  • Russia has capital/money but not a silicon valley.
  • Relations with Georgia are “dramatically bad” Russia defended its citizens in South Ossetia. No chance of improving relations with the current president of Georgia (Saakashvili)
  • He did not rule out running for a second term, but stated that being president is  a hard job.

2 new journals for 2010: ILI Law Review and Arctic Review on Law & Politics

Indian Law Institute Law Review (free)

http://www.ili.ac.in/lawreview.htm

Volume 1, Issue 1

http://www.ili.ac.in/issues.htm

journal description:

The ILI Law Review is an initiative of the LL.M students of ILI to encourage scholarship in the fields of law and allied subjects among the budding scholars of ILI and other Universities and Colleges in India and abroad.  It is expected that the ILI Law Review will cater to the felt needs of scholars, researchers, lawyers, policy makers and dedicated law students in the diverse arenas of law

The ILI Law Review will be an Online Journal and each article submitted for publication goes through a three-tier selection process.

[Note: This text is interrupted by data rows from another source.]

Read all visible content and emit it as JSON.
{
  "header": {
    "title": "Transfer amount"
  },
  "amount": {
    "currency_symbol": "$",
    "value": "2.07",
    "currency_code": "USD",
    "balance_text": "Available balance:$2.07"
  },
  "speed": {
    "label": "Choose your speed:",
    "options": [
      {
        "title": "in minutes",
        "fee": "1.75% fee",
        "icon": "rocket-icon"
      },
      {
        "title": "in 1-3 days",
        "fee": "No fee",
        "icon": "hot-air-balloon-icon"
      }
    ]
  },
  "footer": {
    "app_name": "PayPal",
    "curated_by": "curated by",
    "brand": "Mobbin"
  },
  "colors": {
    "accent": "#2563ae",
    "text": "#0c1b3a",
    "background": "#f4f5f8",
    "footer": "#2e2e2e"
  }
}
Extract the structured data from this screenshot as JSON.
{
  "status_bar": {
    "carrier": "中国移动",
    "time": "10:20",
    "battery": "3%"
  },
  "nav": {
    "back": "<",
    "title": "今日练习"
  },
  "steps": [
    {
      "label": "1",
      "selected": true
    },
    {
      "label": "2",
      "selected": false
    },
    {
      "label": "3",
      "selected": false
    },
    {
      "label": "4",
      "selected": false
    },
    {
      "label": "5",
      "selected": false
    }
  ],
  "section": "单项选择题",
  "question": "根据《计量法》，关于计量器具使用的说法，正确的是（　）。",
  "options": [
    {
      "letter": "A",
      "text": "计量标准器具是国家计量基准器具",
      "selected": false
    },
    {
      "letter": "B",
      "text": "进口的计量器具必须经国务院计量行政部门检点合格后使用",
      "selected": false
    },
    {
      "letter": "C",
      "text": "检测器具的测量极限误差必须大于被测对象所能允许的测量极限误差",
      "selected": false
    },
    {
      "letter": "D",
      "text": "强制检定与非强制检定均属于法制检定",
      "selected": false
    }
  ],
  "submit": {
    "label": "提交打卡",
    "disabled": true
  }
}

The selection process includes vetting of the articles by students, experts from ILI faculty and finally by an external expert. There after the student editors of the journal edits the articles selected for publication as per the Journal of Indian Law Institute format.  It is also important to note that the ILI Law Review is proposed to be an environment friendly publication because at no stage of the publication papers are used. Many factors make the Law Review unique and different from other journals. It is the first online law journal in the country to be assigned with the ISSN code, which is indicative of its quality and standard. The involvement of students at every stage of the process ensures that they are exposed to editing procedures under expert guidance. As we believe in unconditional dissemination of knowledge, the journal is open-sourced and all articles are available free of any cost. Through its peer-reviewed processes and constant dedication to maintain international standards, the ILI Law Review aims to be a vehicle of quality legal scholarship within the country and abroad.

Arctic Review on Law and Politics.

Roughly $75 per year for two issues.

http://akademiskweb.com/index.asp?id=129002

Journal description from their Web site:

Arctic Review on Law and Politics is a scientific journal with the goal to publish articles in the field of law and politics. Law and Politics is understood in a wide sense, as it also encompasses research in disciplines like economics, sociology, human geography and social anthropology.

The journal focuses on the arctic and the northern areas, and the aim is to provide new knowledge and understanding of fundamental issues in these areas and thus become a rostrum for debates over the development in the northern areas. The goal is to cover issues like management of resources, environmental issues including economic and legal questions of climate change, and law of the sea. Other topics of current interest are jurisdictional matters and indigenous people’s rights.

Arctic Review on Law and Politics takes aim to be an international journal at a high academic level, publishing peer reviewed articles in two volumes per year.

The journal is established in the «Arctic Capital» of Norway, Tromsø, where the editor-in-chief also is located. In addition to the editor, the editorial board consists of national co-editors from the other arctic countries; Canada, Denmark, Finland, Russia, Sweden and USA.

Staying current on Russian land legislation

The Russian Federal Real Estate Cadastre Agency (Rosnedvizhimost) maintains an English language Web page that lists new laws, decrees, orders, resolutions, letters, and regualtions  related to land law in Russia. The page provides the title and a brief citation in English and offers a link to the full-text in Russian.  The site is updated quite frequently, so it should serve as a way for non-Russian speakers to track developments in Russia.  There is also a database for regional legislation. Additional search capabilities appear on the Russian language pages.

Russian Federal Real Estate Cadastre Agency Documents Web page

http://eng.www.kadastr.ru/documents/docs/